Investigating the TV guide every Sunday was a treasured pleasure. I spend hours crosschecking the scheduled movie listings with their ratings and blurb, what most aroused my interests in arousal. ‘MA15+ for Mature Audiences Only’ was the preferred classification, but at times ‘M15+’ (only recommended for those fifteen and older) would be fine too, so long as it was accompanied by my favourite little letter: ‘s’ for ‘Sexual References’. Sometimes watching the tapes in my brief heated time left alone in the house, I would disappointingly discover that that little s indeed only meant ‘references’. So my favourite of all the ratings was that beautiful union between ‘s’ and ‘n’ meaning ‘sex references’ + ‘nudity’ = it was on.
I was far more discreet with this secret self sex-ed than my younger brother would be in later years, often leaving porn videos in the family player only to be found out when mum pressed play on her BBC drama, but got smacked in the face by some dramatic flesh smacking instead. I was also far less explicit: I didn’t want to source porn, I wanted to watch these movies in my private world, get to know the characters, read the subtitles and discover completely whack foreign films like the erotic Japanese Weatherwoman series (which also scared the shit out of me). But honestly, due to alone-time restrictions and very specific focus, I’d often fast-forward to the good stuff.
Then the day arrived when Mum, genuinely baffled, asked why I had recorded SBS at 11.30pm on a Wednesday night.
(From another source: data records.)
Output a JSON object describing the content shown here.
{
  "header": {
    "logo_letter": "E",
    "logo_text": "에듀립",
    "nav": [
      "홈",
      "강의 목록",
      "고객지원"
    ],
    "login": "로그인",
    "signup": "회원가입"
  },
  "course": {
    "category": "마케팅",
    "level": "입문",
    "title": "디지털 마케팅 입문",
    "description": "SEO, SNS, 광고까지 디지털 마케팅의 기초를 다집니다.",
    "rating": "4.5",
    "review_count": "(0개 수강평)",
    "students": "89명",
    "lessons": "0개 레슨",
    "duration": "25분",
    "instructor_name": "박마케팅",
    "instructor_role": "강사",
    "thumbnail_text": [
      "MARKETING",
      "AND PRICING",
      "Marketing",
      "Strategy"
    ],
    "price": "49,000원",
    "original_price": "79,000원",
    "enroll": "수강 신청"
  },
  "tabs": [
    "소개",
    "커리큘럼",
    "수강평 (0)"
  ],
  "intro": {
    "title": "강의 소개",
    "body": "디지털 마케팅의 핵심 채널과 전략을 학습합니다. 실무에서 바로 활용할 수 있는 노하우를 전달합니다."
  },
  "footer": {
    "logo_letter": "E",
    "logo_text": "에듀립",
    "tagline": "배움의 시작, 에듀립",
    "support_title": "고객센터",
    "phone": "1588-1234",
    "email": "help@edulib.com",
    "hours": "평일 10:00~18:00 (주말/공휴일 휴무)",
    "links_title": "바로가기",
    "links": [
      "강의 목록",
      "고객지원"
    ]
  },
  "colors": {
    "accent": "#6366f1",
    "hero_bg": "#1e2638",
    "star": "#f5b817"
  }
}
She noticed the click of the player turnover after staying in the lounge far later than usual. “Oh,” I stammered, “I meant to record a documentary at 11.30am, whoops!” It was a plausible excuse. It was lapped up. But it didn’t matter because for me, once even almost caught too away some element of the game: the wet dream was over. My obsessive scheduling-recording-watching sexual education extinguished, my secrecy detained. I stopped pressing record.
Videotapes are no longer rented or borrowed and movies are no longer recorded where one particularly erotic scene—legs open, shirt off, mad-make out, penetration party—is rewound and re-watched so often that it damaged the tape. No longer do TV guides or the ratings thrown down in them matter as much. No longer are kids staying up in the masses to watch an almost-mute version of a free-to-air screening of Basic Instinct.
The transgressive time that I spent as a secret junior perv was indeed erotic, but strangely never masturbatory. That’s something that came far later. As much as the content was pleasing and viewing sex scenes the goal, voyeuristic secrecy was the most stimulating part. When I crouched on the stairs, any creak from the floorboards sent a wave of pleasant panic through me. I would relish the moments I could covertly flick through the TV guide and plan my week that was solely mine.
Being voyeuristic is somewhat normalised now while fear, power, secrecy and newness remain libidinal because the element of surprise, awakening revelations incite reaction. I still enjoy watching life go by, peeking into people’s windows as I stroll past a house is intriguing to me. I also enjoy dirty movies and TV and porn and pictures – but in different ways of course. Because now sex is more than just unattainable fiction on hidden tapes: its both a lived and fictional experience.